  • In 2009, U.S. banks posted their sharpest decline in private lending since 1942.

  • During the first quarter of 2010, the total number of loans that are at least three months past due in the United States increased for the 16th consecutive quarter.
  • As of February 2009, there were 111,500 employees working in motor vehicle assembly and parts, down 37% from its peak in 2001, according to a Stats Canada report.
  • According to a Pew Research Center study, approximately 37% of all Americans between the ages of 18 and 29 have either been unemployed or underemployed at some point during the recession.
  • For the first time in U.S. history, banks own a greater share of residential housing net worth in the United States than all individual Americans put together.
Source: CBC

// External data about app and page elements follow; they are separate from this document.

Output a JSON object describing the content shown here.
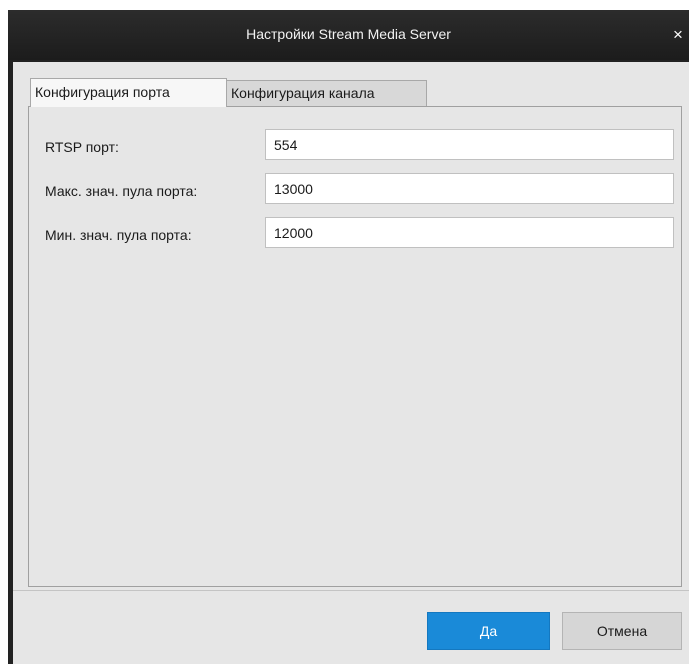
{
  "window": {
    "title": "Настройки Stream Media Server",
    "close_glyph": "×"
  },
  "tabs": [
    {
      "label": "Конфигурация порта",
      "active": true
    },
    {
      "label": "Конфигурация канала",
      "active": false
    }
  ],
  "form": {
    "rtsp_port": {
      "label": "RTSP порт:",
      "value": "554"
    },
    "max_pool": {
      "label": "Макс. знач. пула порта:",
      "value": "13000"
    },
    "min_pool": {
      "label": "Мин. знач. пула порта:",
      "value": "12000"
    }
  },
  "buttons": {
    "ok": "Да",
    "cancel": "Отмена"
  },
  "colors": {
    "titlebar": "#222222",
    "accent": "#1a8ad8",
    "client": "#e6e6e6"
  }
}
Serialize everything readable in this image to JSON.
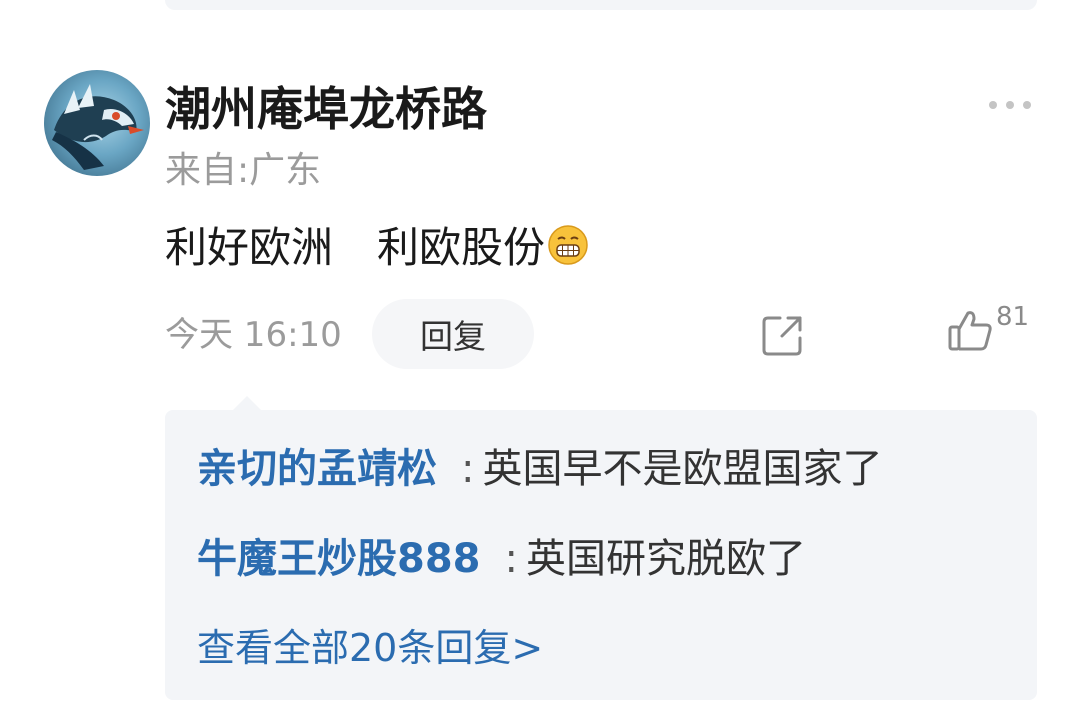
{
  "comment": {
    "username": "潮州庵埠龙桥路",
    "location": "来自:广东",
    "text_part1": "利好欧洲",
    "text_part2": "利欧股份",
    "emoji": "grinning-face-emoji",
    "timestamp": "今天 16:10",
    "reply_label": "回复",
    "like_count": "81"
  },
  "replies": [
    {
      "author": "亲切的孟靖松",
      "separator": ":",
      "content": "英国早不是欧盟国家了"
    },
    {
      "author": "牛魔王炒股888",
      "separator": ":",
      "content": "英国研究脱欧了"
    }
  ],
  "view_all_label": "查看全部20条回复>",
  "icons": {
    "avatar": "dragon-avatar",
    "more": "more-dots-icon",
    "share": "share-icon",
    "like": "thumbs-up-icon"
  },
  "colors": {
    "link_blue": "#2b6cb0",
    "muted_gray": "#9b9b9b",
    "reply_bg": "#f3f5f8"
  }
}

HOUR 1: The Men Who Crashed the World

HOUR 1: The Men Who Crashed the World

Greed and recklessness by the titans of Wall Street triggers the largest financial crash since the Great Depression. It's left to US Treasury Secretary Hank Paulson, himself a former Wall Street banker, to try and avert further disaster.

Source: CBC

HOUR 2: A Global Tsunami

HOUR 2: A Global Tsunami

The meltdown's devastation ripples around the world from California to Iceland and China. Facing economic ruin, desperate world leaders are at each other's throats.

Source: CBC

HOUR 3: Paying the Price

HOUR 3: Paying the Price

The victims of the meltdown fight back. In Iceland, protestors force a government to fall. In Canada, ripped off autoworkers occupy their plant. And in France, furious union members kidnap their bosses.

Source: CBC

HOUR 4: After the Fall

HOUR 4: After the Fall


Investigators begin to sift through the meltdown's rubble. Shaken world leaders question the very foundations of modern capitalism while asking: could it all happen again?

source: CBS

Crises of Capitalism by David Harvey

My favorite Marxist, David Harvey, presents his take on the "Crisis of Capitalism" at the R.S.A., the Royal Society for the Encouragement of Arts, Manufactures and Commerce.

The animation on this short talk is absolutely brilliant.

Watch David Harvey's "Crises of Capitalism"

In this RSA Animate, renowned academic David Harvey asks if it is time to look beyond capitalism towards a new social order that would allow us to live within a system that really could be responsible, just, and humane?

This is based on a lecture at the RSA (www.theRSA.org).